When a patient is diagnosed with cancer, their first concern is likely not about the specific technology they'll be treated with—they just want the chosen treatment to work. Oncology executives and clinical leaders, though, understand that emerging technologies offer new options for recovery. Staying on top of the latest oncology innovations can help cancer care centers establish, or maintain, their status as leaders in cancer care.
What if an oncologist could promise to minimize the loss of healthy tissue, decrease time under the knife and remove more cancerous cells than through traditional means? Claims such as these could attract cancer patients from around the region. As it turns out, this is possible with the intelligent scalpel, also known as the iKnife.
Doctors already have scalpels that heat surrounding tissue to minimize blood loss, but the iKnife uses a mass spectrometer to analyze the vaporized smoke. As the iKnife “smells” the smoke, it is able to instantly identify malignant tissue, which can reduce surgery time and increase effectiveness of the surgery.
Robots seem to be a constant fixture in the news these days. While it’s unlikely humanoid robots will walk into a surgical room and perform solo surgery anytime soon, robotic devices are still a powerful tool and one of the most impressive oncology tech trends.
The da Vinci system, for instance, allows surgeons to work within an incision with an exactness they could never accomplish on their own. This reduces the risk of complications, minimizes any scarring and results in quicker recovery. Once again, these benefits create an opportunity for hospital management to provide superior care and build their industry leadership.
Laparoscopic surgery is one of the most powerful medical tools that surgeons have at their disposal, and as oncological technology continues to evolve, the imaging systems used in the process become ever more efficient at getting the job done. The PINPOINT endoscopic fluorescence imaging system is the culmination of this evolution.

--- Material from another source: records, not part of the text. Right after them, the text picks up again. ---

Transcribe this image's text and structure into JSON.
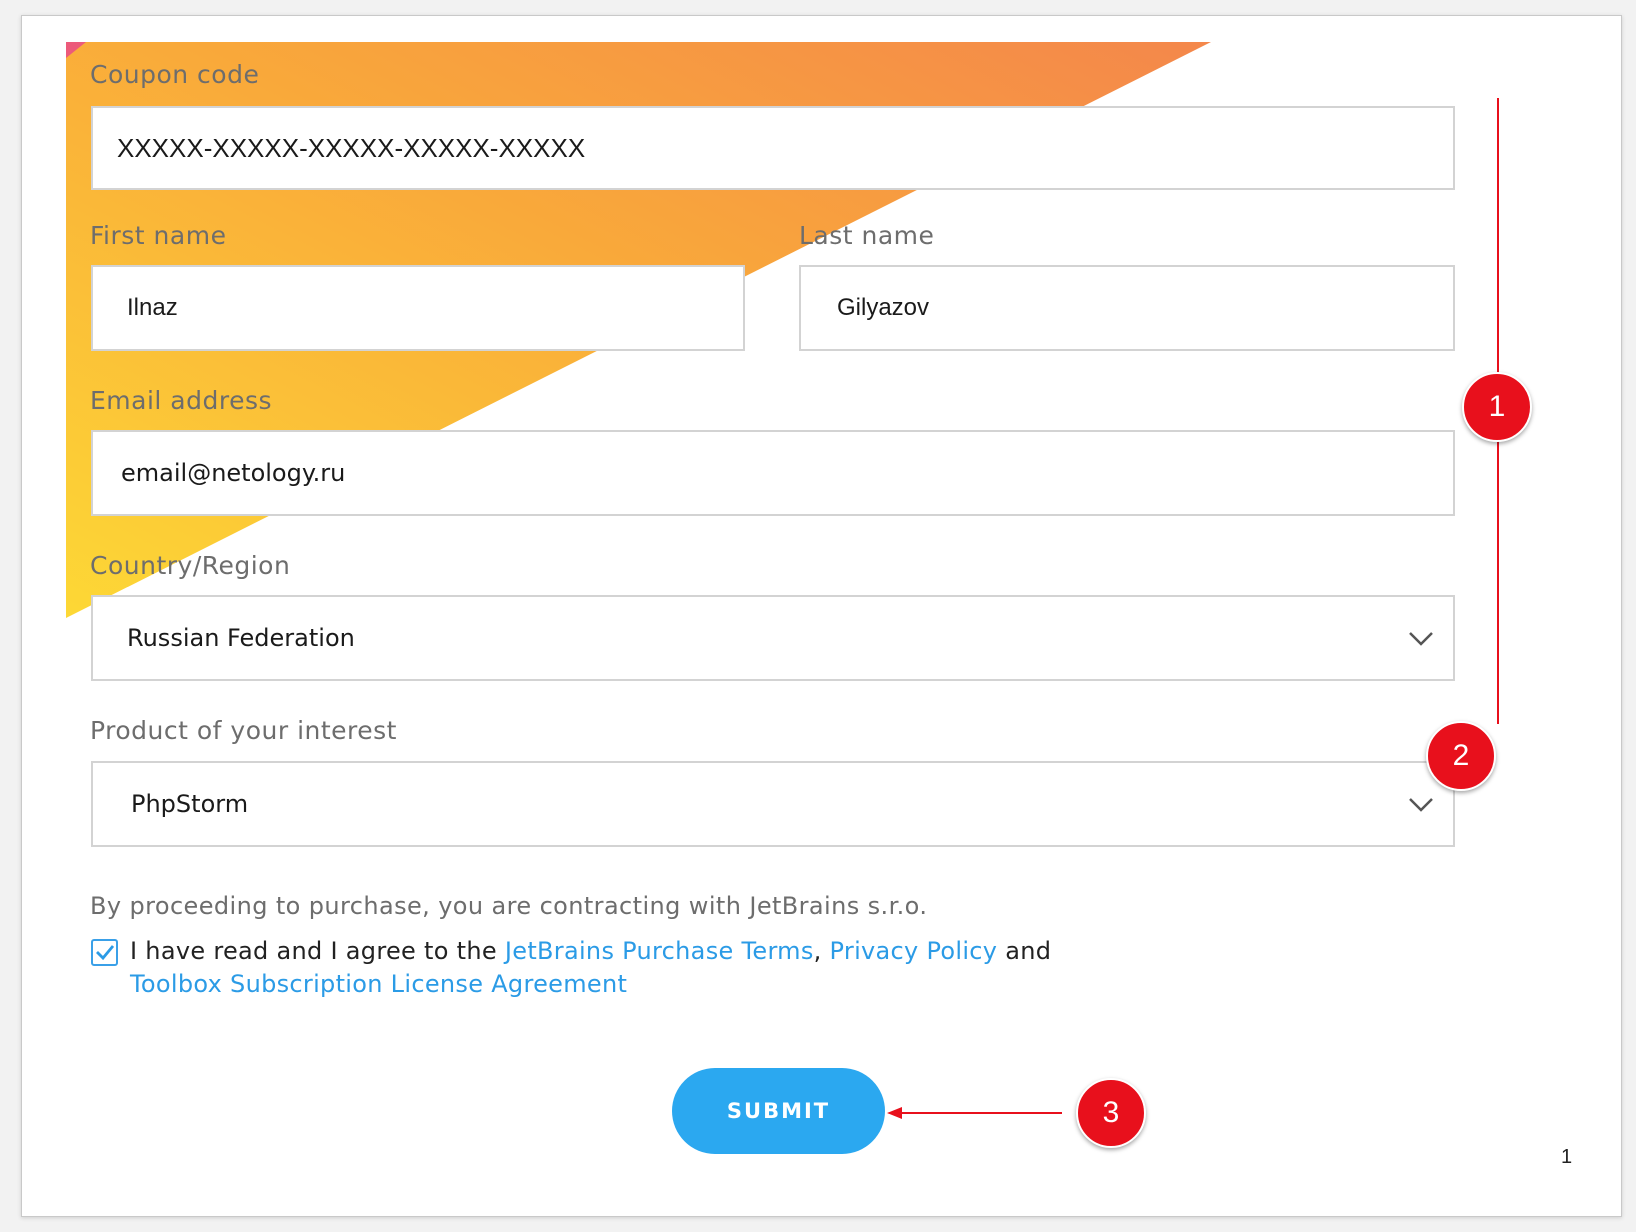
{
  "form": {
    "coupon": {
      "label": "Coupon code",
      "value": "XXXXX-XXXXX-XXXXX-XXXXX-XXXXX"
    },
    "first_name": {
      "label": "First name",
      "value": "Ilnaz"
    },
    "last_name": {
      "label": "Last name",
      "value": "Gilyazov"
    },
    "email": {
      "label": "Email address",
      "value": "email@netology.ru"
    },
    "country": {
      "label": "Country/Region",
      "selected": "Russian Federation"
    },
    "product": {
      "label": "Product of your interest",
      "selected": "PhpStorm"
    },
    "legal_text": "By proceeding to purchase, you are contracting with JetBrains s.r.o.",
    "agreement": {
      "checked": true,
      "prefix": "I have read and I agree to the",
      "link_purchase_terms": "JetBrains Purchase Terms",
      "comma": ",",
      "link_privacy": "Privacy Policy",
      "and": "and",
      "link_toolbox": "Toolbox Subscription License Agreement"
    },
    "submit_label": "SUBMIT"
  },
  "annotations": {
    "badge_1": "1",
    "badge_2": "2",
    "badge_3": "3",
    "color": "#e8101c"
  },
  "page_number": "1",
  "colors": {
    "accent": "#2ba8f0",
    "link": "#2b9be6",
    "gradient_start": "#fdd835",
    "gradient_end": "#f4874b"
  }
}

Through a single laparoscope, the PINPOINT system offers "true HD white light and on-demand HD fluorescence imaging." The system can do everything from allowing assessments of vessel blood flow to bile duct and hepatic artery visualization. Additionally, medical journals are consistently releasing research on newly discovered oncological possibilities with the PINPOINT system.
Some of the most promising technology related to oncology is not currently in widespread use, yet. This is because the treatments are still going through clinical trials to measure their efficacy. Targeted therapies, rather than chemo or surgery, are currently one of the biggest trends in this area.

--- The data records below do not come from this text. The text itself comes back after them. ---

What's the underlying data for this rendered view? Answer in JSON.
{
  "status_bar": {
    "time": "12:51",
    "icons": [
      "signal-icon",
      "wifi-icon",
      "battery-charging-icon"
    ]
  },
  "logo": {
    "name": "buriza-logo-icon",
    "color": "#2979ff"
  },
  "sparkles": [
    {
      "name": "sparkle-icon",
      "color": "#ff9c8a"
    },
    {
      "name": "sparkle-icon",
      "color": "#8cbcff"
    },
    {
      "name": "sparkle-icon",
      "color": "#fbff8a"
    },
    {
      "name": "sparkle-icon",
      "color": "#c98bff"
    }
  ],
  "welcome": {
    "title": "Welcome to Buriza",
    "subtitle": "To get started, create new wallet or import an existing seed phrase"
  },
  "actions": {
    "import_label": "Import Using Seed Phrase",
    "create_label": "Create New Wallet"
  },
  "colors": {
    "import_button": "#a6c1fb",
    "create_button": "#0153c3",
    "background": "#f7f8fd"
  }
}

One promising targeted therapy is CAR T-cell therapy. It uses blood filtering technology to alter T-cells that are then capable of better fighting cancer. One-third of trial participants saw complete remission, and 80 percent saw their cancers decrease by more than half following only one treatment.

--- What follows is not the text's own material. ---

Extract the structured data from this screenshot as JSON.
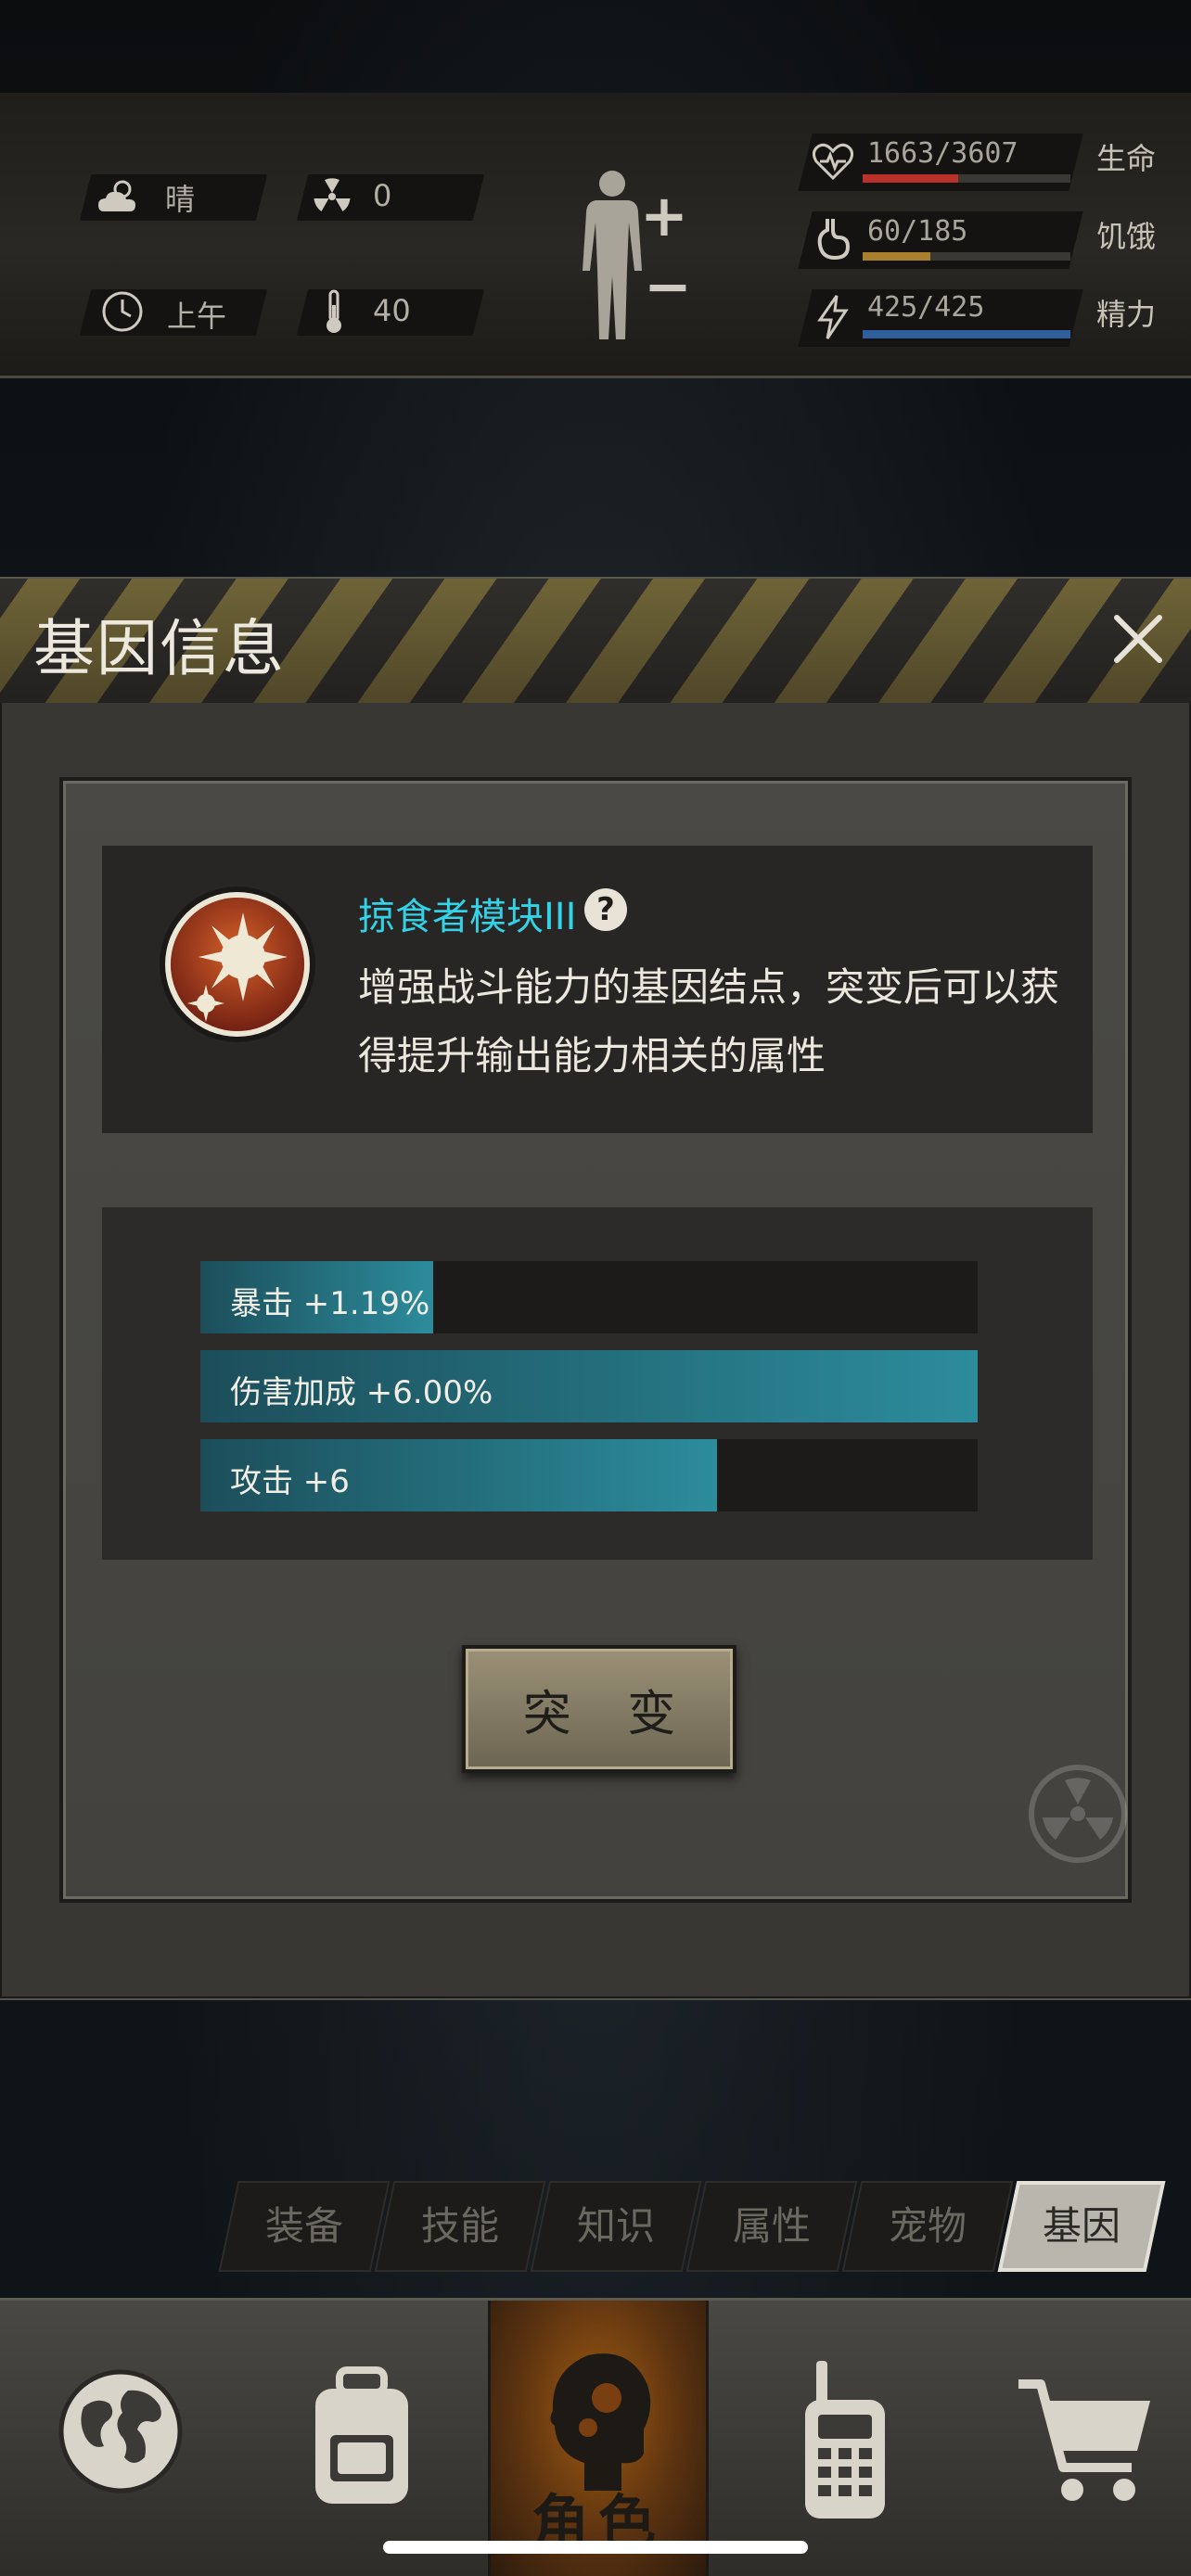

While this therapy is still in its trial phases and researchers are rushing to find a way to counteract potentially dangerous side effects, it simply goes to show that some of the most promising tech trends aren't related to fancy robots and shiny tech objects.
Improved treatment options aren’t the only innovations that oncology professionals should be aware of—there are now technology and data solutions that can enable the delivery of precision medicine by making EHR data useful. Here at Cota, we’re biased, but the patented Cota Nodal Address™(CNA) is a recent innovation that is changing the way leading cancer care centers understand precision medicine. Cota creates CNAs by extracting and transforming structured and unstructured data from the EHR, and assigning a numeric code that classifies groups of medically-identical patients. Every patient with a CNA is able to be given the right care at the right time, minimizing variance in treatments and outcomes while reducing overall costs of care.
From robotic assistants to precision medicine analytics, oncological technology is quickly changing both the ways doctors work and medical facilities operate. While there will undoubtedly be new oncology tech trends to "wow" the world in a few years, the aforementioned are currently some of the best tools in the fight against cancer.